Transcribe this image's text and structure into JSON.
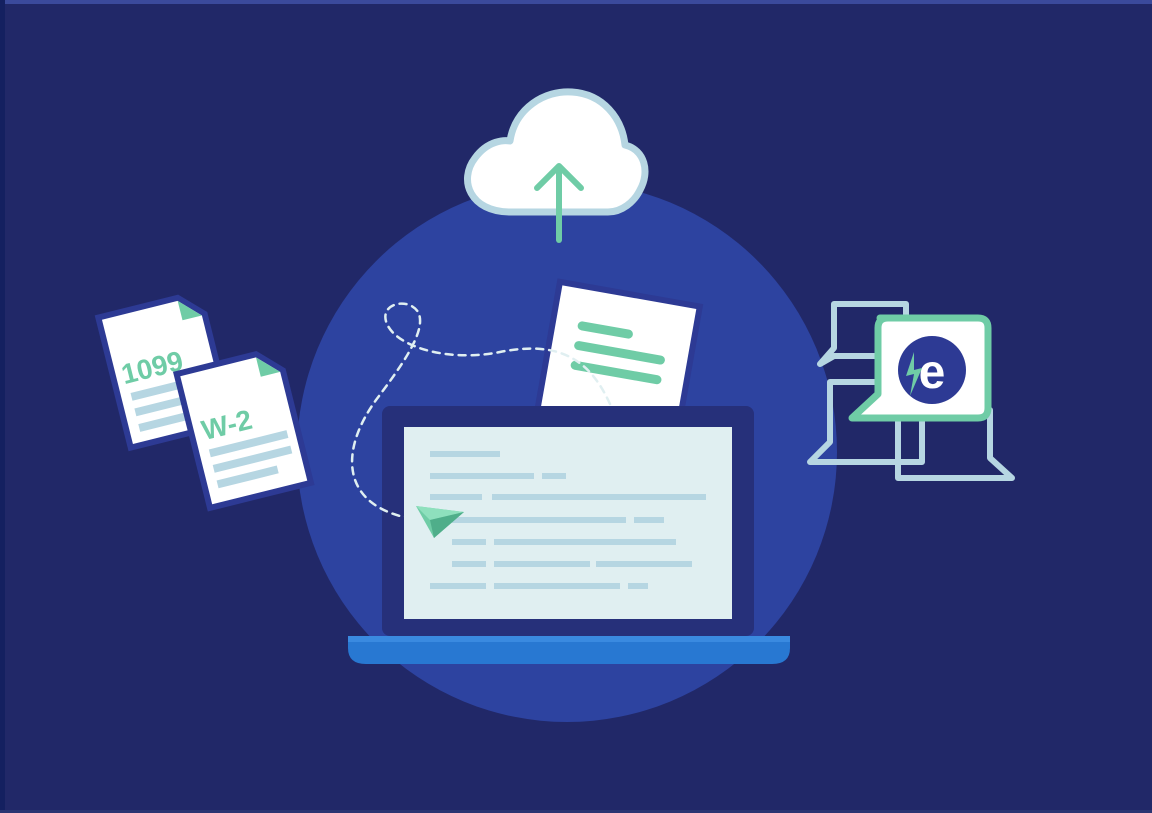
{
  "illustration": {
    "form_1099_label": "1099",
    "form_w2_label": "W-2",
    "brand_letter": "e"
  },
  "colors": {
    "background": "#212868",
    "circle": "#2d43a0",
    "accent_green": "#6fcca6",
    "screen": "#e0eff1",
    "line_blue": "#b6d6e2",
    "laptop_base": "#2878d2"
  },
  "icons": [
    "cloud-upload-icon",
    "tax-form-1099-icon",
    "tax-form-w2-icon",
    "document-icon",
    "laptop-icon",
    "chat-bubbles-icon",
    "brand-logo-icon",
    "paper-plane-icon"
  ]
}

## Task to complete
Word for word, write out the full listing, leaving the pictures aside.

## Solution to the problem
Transcribe this image's text and structure into JSON.
{
  "illustration": {
    "form_1099_label": "1099",
    "form_w2_label": "W-2",
    "brand_letter": "e"
  },
  "colors": {
    "background": "#212868",
    "circle": "#2d43a0",
    "accent_green": "#6fcca6",
    "screen": "#e0eff1",
    "line_blue": "#b6d6e2",
    "laptop_base": "#2878d2"
  },
  "icons": [
    "cloud-upload-icon",
    "tax-form-1099-icon",
    "tax-form-w2-icon",
    "document-icon",
    "laptop-icon",
    "chat-bubbles-icon",
    "brand-logo-icon",
    "paper-plane-icon"
  ]
}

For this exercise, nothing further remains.